Biodiversity is declining and the expansion of the protected area network has been the focus of international biodiversity policy in addressing this loss. What is not known is how protected areas are coping with increasing land-use change pressures and there is a risk that many areas end up as paper parks, established on paper but lacking the resources to mitigate threats. Studies using so-called counterfactual comparisons, such as matching, for evaluating the impacts of different conservation interventions are getting increased attention. However, it is not known what the enabling or limiting factors for sustainable outcomes for protected areas are, especially in tropical forests where both biodiversity and land use pressure is high.
The aim of this project is to investigate the funding constraints facing protected area management, and how outcomes are interlinked with not only funding and management at the local level, but also with existing institutional and policy conditions at the national level. This will be done by:
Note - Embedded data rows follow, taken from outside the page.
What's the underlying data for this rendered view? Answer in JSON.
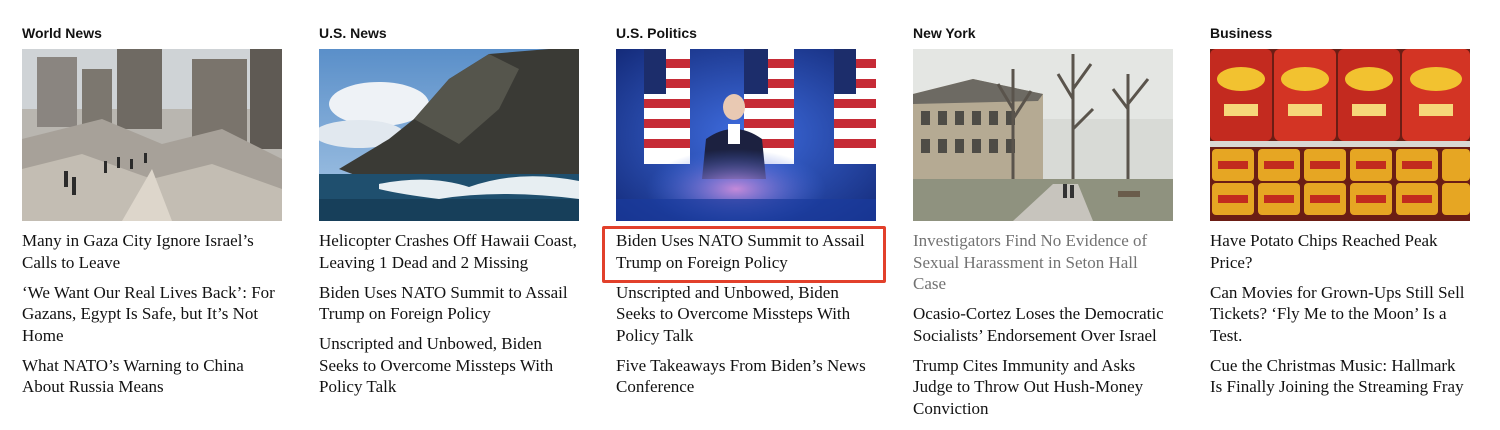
{
  "sections": [
    {
      "label": "World News",
      "image_alt": "Destroyed buildings in Gaza City with people walking on rubble",
      "stories": [
        "Many in Gaza City Ignore Israel’s Calls to Leave",
        "‘We Want Our Real Lives Back’: For Gazans, Egypt Is Safe, but It’s Not Home",
        "What NATO’s Warning to China About Russia Means"
      ]
    },
    {
      "label": "U.S. News",
      "image_alt": "Rocky cliff over ocean waves",
      "stories": [
        "Helicopter Crashes Off Hawaii Coast, Leaving 1 Dead and 2 Missing",
        "Biden Uses NATO Summit to Assail Trump on Foreign Policy",
        "Unscripted and Unbowed, Biden Seeks to Overcome Missteps With Policy Talk"
      ]
    },
    {
      "label": "U.S. Politics",
      "image_alt": "Biden speaking at a podium in front of American flags",
      "stories": [
        "Biden Uses NATO Summit to Assail Trump on Foreign Policy",
        "Unscripted and Unbowed, Biden Seeks to Overcome Missteps With Policy Talk",
        "Five Takeaways From Biden’s News Conference"
      ]
    },
    {
      "label": "New York",
      "image_alt": "Brick university building with bare trees",
      "stories": [
        "Investigators Find No Evidence of Sexual Harassment in Seton Hall Case",
        "Ocasio-Cortez Loses the Democratic Socialists’ Endorsement Over Israel",
        "Trump Cites Immunity and Asks Judge to Throw Out Hush-Money Conviction"
      ]
    },
    {
      "label": "Business",
      "image_alt": "Bags of Fritos and cans of chili cheese on a store shelf",
      "stories": [
        "Have Potato Chips Reached Peak Price?",
        "Can Movies for Grown-Ups Still Sell Tickets? ‘Fly Me to the Moon’ Is a Test.",
        "Cue the Christmas Music: Hallmark Is Finally Joining the Streaming Fray"
      ]
    }
  ],
  "colors": {
    "text": "#121212",
    "visited_text": "#727272",
    "highlight": "#e2402b"
  }
}
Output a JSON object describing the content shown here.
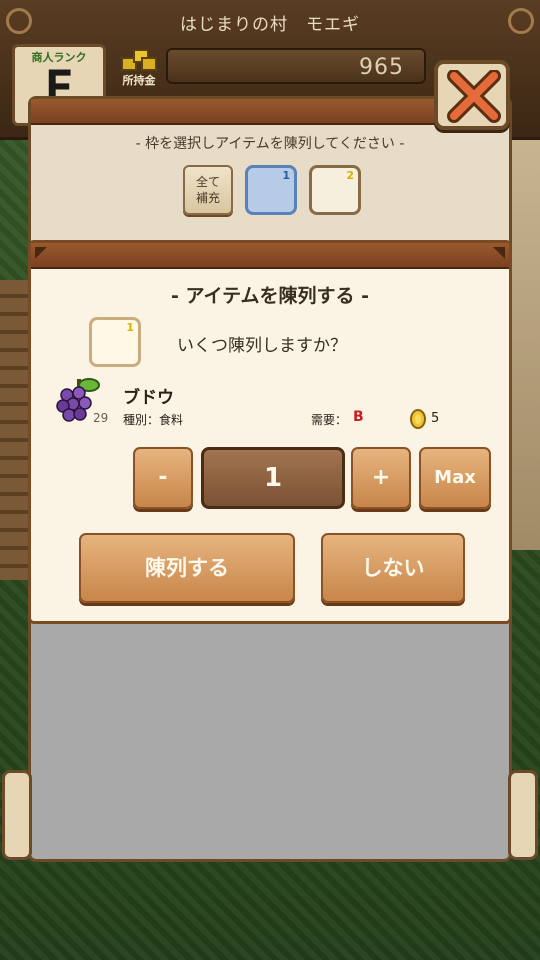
{
  "header": {
    "village_title": "はじまりの村　モエギ",
    "rank_label": "商人ランク",
    "rank_value": "F",
    "gold_label": "所持金",
    "gold_value": "965"
  },
  "slots": {
    "instruction": "- 枠を選択しアイテムを陳列してください -",
    "fill_all_label_line1": "全て",
    "fill_all_label_line2": "補充",
    "items": [
      {
        "number": "1",
        "selected": true
      },
      {
        "number": "2",
        "selected": false
      }
    ]
  },
  "dialog": {
    "title": "- アイテムを陳列する -",
    "target_slot_number": "1",
    "question": "いくつ陳列しますか？",
    "item": {
      "name": "ブドウ",
      "stock": "29",
      "category": "種別：食料",
      "demand_label": "需要：",
      "demand_value": "B",
      "price": "5"
    },
    "quantity": "1",
    "minus_label": "-",
    "plus_label": "+",
    "max_label": "Max",
    "display_label": "陳列する",
    "cancel_label": "しない"
  },
  "colors": {
    "accent_button": "#c8864a",
    "selected_slot": "#b6cbe6",
    "demand_color": "#c81e1e",
    "slot_number_color": "#d4b400"
  },
  "icons": [
    "gold-pile-icon",
    "close-icon",
    "grape-icon",
    "coin-icon"
  ]
}
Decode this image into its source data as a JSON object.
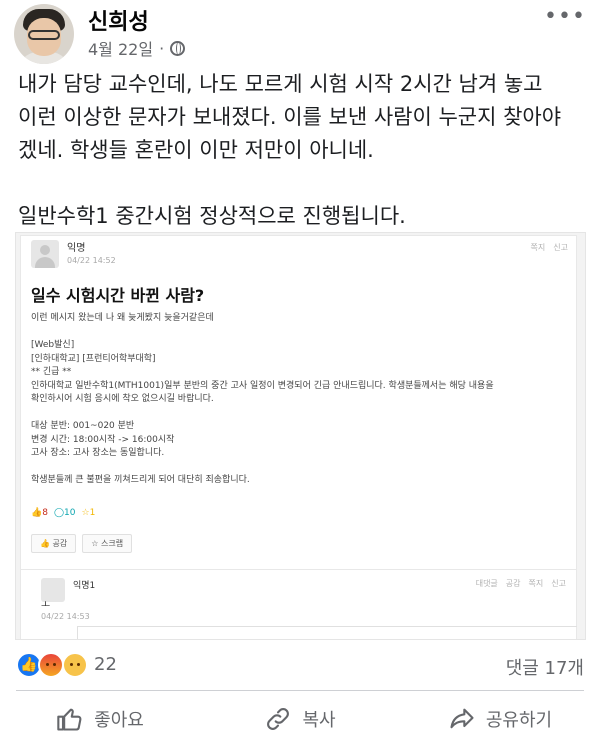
{
  "post": {
    "author": "신희성",
    "date": "4월 22일",
    "dot": "·",
    "more": "•••",
    "text_lines": [
      "내가 담당 교수인데, 나도 모르게 시험 시작 2시간 남겨 놓고",
      "이런 이상한 문자가 보내졌다. 이를 보낸 사람이 누군지 찾아야",
      "겠네. 학생들 혼란이 이만 저만이 아니네.",
      "일반수학1 중간시험 정상적으로 진행됩니다."
    ]
  },
  "embedded": {
    "author": "익명",
    "date": "04/22 14:52",
    "actions": [
      "쪽지",
      "신고"
    ],
    "title": "일수 시험시간 바뀐 사람?",
    "body": [
      "이런 메시지 왔는데 나 왜 늦게봤지 늦을거같은데",
      "[Web발신]",
      "[인하대학교] [프런티어학부대학]",
      "** 긴급 **",
      "인하대학교 일반수학1(MTH1001)일부 분반의 중간 고사 일정이 변경되어 긴급 안내드립니다. 학생분들께서는 해당 내용을",
      "확인하시어 시험 응시에 착오 없으시길 바랍니다.",
      "대상 분반: 001~020 분반",
      "변경 시간: 18:00시작 -> 16:00시작",
      "고사 장소: 고사 장소는 동일합니다.",
      "학생분들께 큰 불편을 끼쳐드리게 되어 대단히 죄송합니다."
    ],
    "likes": "8",
    "comments": "10",
    "scraps": "1",
    "like_button": "공감",
    "scrap_button": "스크랩",
    "comment": {
      "author": "익명1",
      "actions": [
        "대댓글",
        "공감",
        "쪽지",
        "신고"
      ],
      "text": "ㅗ",
      "date": "04/22 14:53"
    }
  },
  "footer": {
    "reaction_count": "22",
    "comment_count": "댓글 17개",
    "like_label": "좋아요",
    "copy_label": "복사",
    "share_label": "공유하기"
  },
  "colors": {
    "accent": "#1877f2",
    "muted": "#65676b",
    "text": "#1c1e21"
  }
}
The methods will span multiple disciplines, using quantitative matching methods for evaluating impact and qualitative approaches for the comparison of selected case study countries.
Johanna Eklund (project leader)
The work will be carried out in collaboration with the Conservation Science Group at the University of Cambridge, the Miller Research Group on Conservation and Development Politics at the University of Notre Dame and the International Forest Policy Research Group at the University of Helsinki.
The research has received several fundings: